Evolutionary algorithms, chaotic excitations, and structural health monitor : on global search methods for improved damage detection via tailored inputs
- Author(s): Olson, Colin C.
- et al.

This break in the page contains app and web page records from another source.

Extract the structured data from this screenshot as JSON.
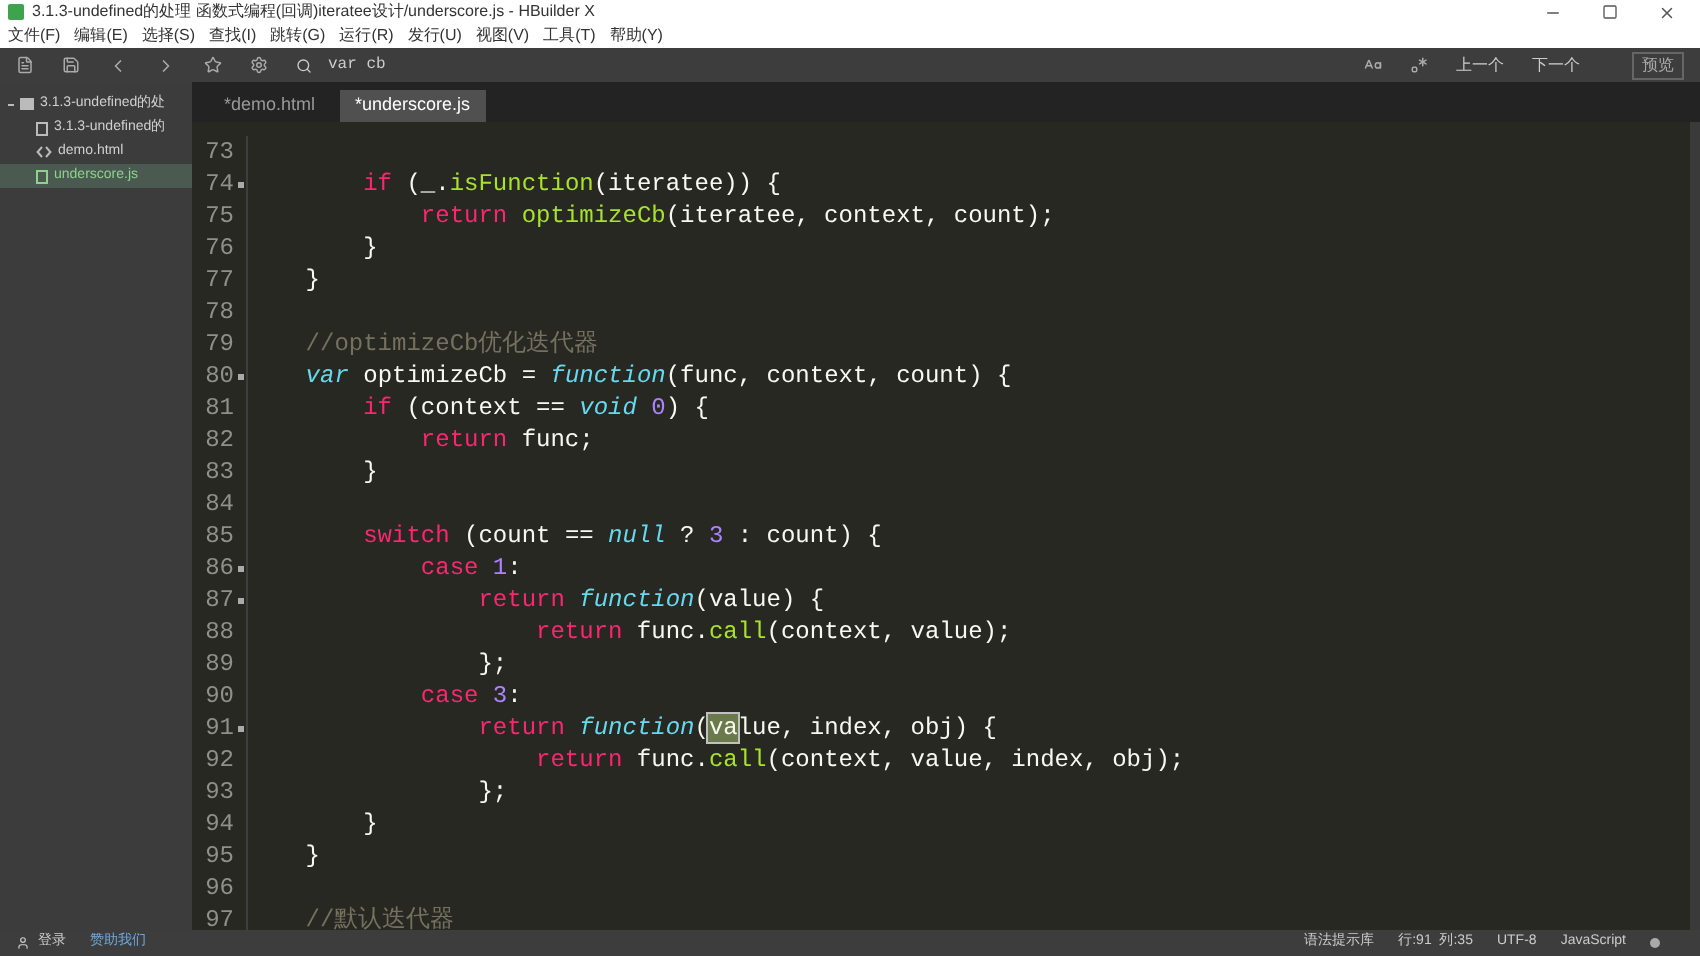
{
  "window": {
    "title": "3.1.3-undefined的处理 函数式编程(回调)iteratee设计/underscore.js - HBuilder X"
  },
  "menu": [
    "文件(F)",
    "编辑(E)",
    "选择(S)",
    "查找(I)",
    "跳转(G)",
    "运行(R)",
    "发行(U)",
    "视图(V)",
    "工具(T)",
    "帮助(Y)"
  ],
  "toolbar": {
    "search_value": "var cb",
    "buttons": [
      "上一个",
      "下一个",
      "预览"
    ]
  },
  "sidebar": {
    "items": [
      {
        "label": "3.1.3-undefined的处",
        "kind": "folder",
        "selected": false,
        "children": [
          {
            "label": "3.1.3-undefined的",
            "kind": "file",
            "selected": false
          },
          {
            "label": "demo.html",
            "kind": "html",
            "selected": false
          },
          {
            "label": "underscore.js",
            "kind": "js",
            "selected": true
          }
        ]
      }
    ]
  },
  "tabs": [
    {
      "label": "*demo.html",
      "selected": false
    },
    {
      "label": "*underscore.js",
      "selected": true
    }
  ],
  "editor": {
    "lines": [
      {
        "n": "73",
        "fold": false
      },
      {
        "n": "74",
        "fold": true,
        "tokens": [
          {
            "t": "        if",
            "kind": "keyword"
          },
          {
            "t": " (_.",
            "kind": "plain"
          },
          {
            "t": "isFunction",
            "kind": "function"
          },
          {
            "t": "(iteratee)) {",
            "kind": "plain"
          }
        ]
      },
      {
        "n": "75",
        "fold": false,
        "tokens": [
          {
            "t": "            return ",
            "kind": "keyword"
          },
          {
            "t": "optimizeCb",
            "kind": "function"
          },
          {
            "t": "(iteratee, context, count);",
            "kind": "plain"
          }
        ]
      },
      {
        "n": "76",
        "fold": false,
        "tokens": [
          {
            "t": "        }",
            "kind": "plain"
          }
        ]
      },
      {
        "n": "77",
        "fold": false,
        "tokens": [
          {
            "t": "    }",
            "kind": "plain"
          }
        ]
      },
      {
        "n": "78",
        "fold": false
      },
      {
        "n": "79",
        "fold": false,
        "tokens": [
          {
            "t": "    //optimizeCb优化迭代器",
            "kind": "comment"
          }
        ]
      },
      {
        "n": "80",
        "fold": true,
        "tokens": [
          {
            "t": "    var",
            "kind": "storage"
          },
          {
            "t": " optimizeCb = ",
            "kind": "plain"
          },
          {
            "t": "function",
            "kind": "storage"
          },
          {
            "t": "(func, context, count) {",
            "kind": "plain"
          }
        ]
      },
      {
        "n": "81",
        "fold": false,
        "tokens": [
          {
            "t": "        if",
            "kind": "keyword"
          },
          {
            "t": " (context == ",
            "kind": "plain"
          },
          {
            "t": "void ",
            "kind": "storage"
          },
          {
            "t": "0",
            "kind": "number"
          },
          {
            "t": ") {",
            "kind": "plain"
          }
        ]
      },
      {
        "n": "82",
        "fold": false,
        "tokens": [
          {
            "t": "            return",
            "kind": "keyword"
          },
          {
            "t": " func;",
            "kind": "plain"
          }
        ]
      },
      {
        "n": "83",
        "fold": false,
        "tokens": [
          {
            "t": "        }",
            "kind": "plain"
          }
        ]
      },
      {
        "n": "84",
        "fold": false
      },
      {
        "n": "85",
        "fold": false,
        "tokens": [
          {
            "t": "        switch",
            "kind": "keyword"
          },
          {
            "t": " (count == ",
            "kind": "plain"
          },
          {
            "t": "null",
            "kind": "storage"
          },
          {
            "t": " ? ",
            "kind": "plain"
          },
          {
            "t": "3",
            "kind": "number"
          },
          {
            "t": " : count) {",
            "kind": "plain"
          }
        ]
      },
      {
        "n": "86",
        "fold": true,
        "tokens": [
          {
            "t": "            case ",
            "kind": "keyword"
          },
          {
            "t": "1",
            "kind": "number"
          },
          {
            "t": ":",
            "kind": "plain"
          }
        ]
      },
      {
        "n": "87",
        "fold": true,
        "tokens": [
          {
            "t": "                return ",
            "kind": "keyword"
          },
          {
            "t": "function",
            "kind": "storage"
          },
          {
            "t": "(value) {",
            "kind": "plain"
          }
        ]
      },
      {
        "n": "88",
        "fold": false,
        "tokens": [
          {
            "t": "                    return",
            "kind": "keyword"
          },
          {
            "t": " func.",
            "kind": "plain"
          },
          {
            "t": "call",
            "kind": "function"
          },
          {
            "t": "(context, value);",
            "kind": "plain"
          }
        ]
      },
      {
        "n": "89",
        "fold": false,
        "tokens": [
          {
            "t": "                };",
            "kind": "plain"
          }
        ]
      },
      {
        "n": "90",
        "fold": false,
        "tokens": [
          {
            "t": "            case ",
            "kind": "keyword"
          },
          {
            "t": "3",
            "kind": "number"
          },
          {
            "t": ":",
            "kind": "plain"
          }
        ]
      },
      {
        "n": "91",
        "fold": true,
        "tokens": [
          {
            "t": "                return ",
            "kind": "keyword"
          },
          {
            "t": "function",
            "kind": "storage"
          },
          {
            "t": "(",
            "kind": "plain"
          },
          {
            "t": "va",
            "kind": "match"
          },
          {
            "t": "lue, index, obj) {",
            "kind": "plain"
          }
        ]
      },
      {
        "n": "92",
        "fold": false,
        "tokens": [
          {
            "t": "                    return",
            "kind": "keyword"
          },
          {
            "t": " func.",
            "kind": "plain"
          },
          {
            "t": "call",
            "kind": "function"
          },
          {
            "t": "(context, value, index, obj);",
            "kind": "plain"
          }
        ]
      },
      {
        "n": "93",
        "fold": false,
        "tokens": [
          {
            "t": "                };",
            "kind": "plain"
          }
        ]
      },
      {
        "n": "94",
        "fold": false,
        "tokens": [
          {
            "t": "        }",
            "kind": "plain"
          }
        ]
      },
      {
        "n": "95",
        "fold": false,
        "tokens": [
          {
            "t": "    }",
            "kind": "plain"
          }
        ]
      },
      {
        "n": "96",
        "fold": false
      },
      {
        "n": "97",
        "fold": false,
        "tokens": [
          {
            "t": "    //默认迭代器",
            "kind": "comment"
          }
        ]
      }
    ]
  },
  "status_bar": {
    "login": "登录",
    "sponsor": "赞助我们",
    "items": [
      "语法提示库",
      "行:91  列:35",
      "UTF-8",
      "JavaScript"
    ]
  }
}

In a vibration-based damage detection paradigm, a structural health monitoring (SHM) system is designed to acquire data from which damage-sensitive features will be observed in order to classify the damage state of the structure without providing false positive indications of damage. An optimization routine is introduced that exploits the concept of SHM as a pattern recognition problem for which there is a space of solutions that can be searched by global optimization algorithms to improve damage detection sensitivity. The optimization procedure is general in that it can be used to improve a number of elements that are particular to the problem of damage detection including: the excitation, method of data conditioning, detection features, and statistical metrics of comparison. In particular, this work focuses on tailoring excitations for global, active sensing SHM applications via evolutionary algorithms. Indications of damage in the response are shown to be more detectable in both computational and experimental platforms using excitations that have been tailored to the application via the optimization routine. Using the routine, a class of excitations that significantly enhance damage detection relative to untailored inputs is discovered and shown to do so because of a change in the state-space representation of structural response. When state-space features are employed, the relative power of structural response frequencies is shown, in the most basic case, to significantly affect the 2-torus representation of the response. The routine is also used to show that sensitivity is significantly affected by the employed detection feature. In particular, the introduction of temporal information in the feature formulation dictates that improved detection occurs for a class of chaotic excitations. In addition, a method is introduced that allows tailored inputs to be generated for more complicated structures by training on a simple infinite impulse response filter. Design of the filter only requires identification of two structural resonant frequencies. A 6% reduction in bolt stiffness in an experimental structure is clearly classified as damaged using state-space features and excitations that have been trained on the filter. The reduction in stiffness is not visible using traditional modal methods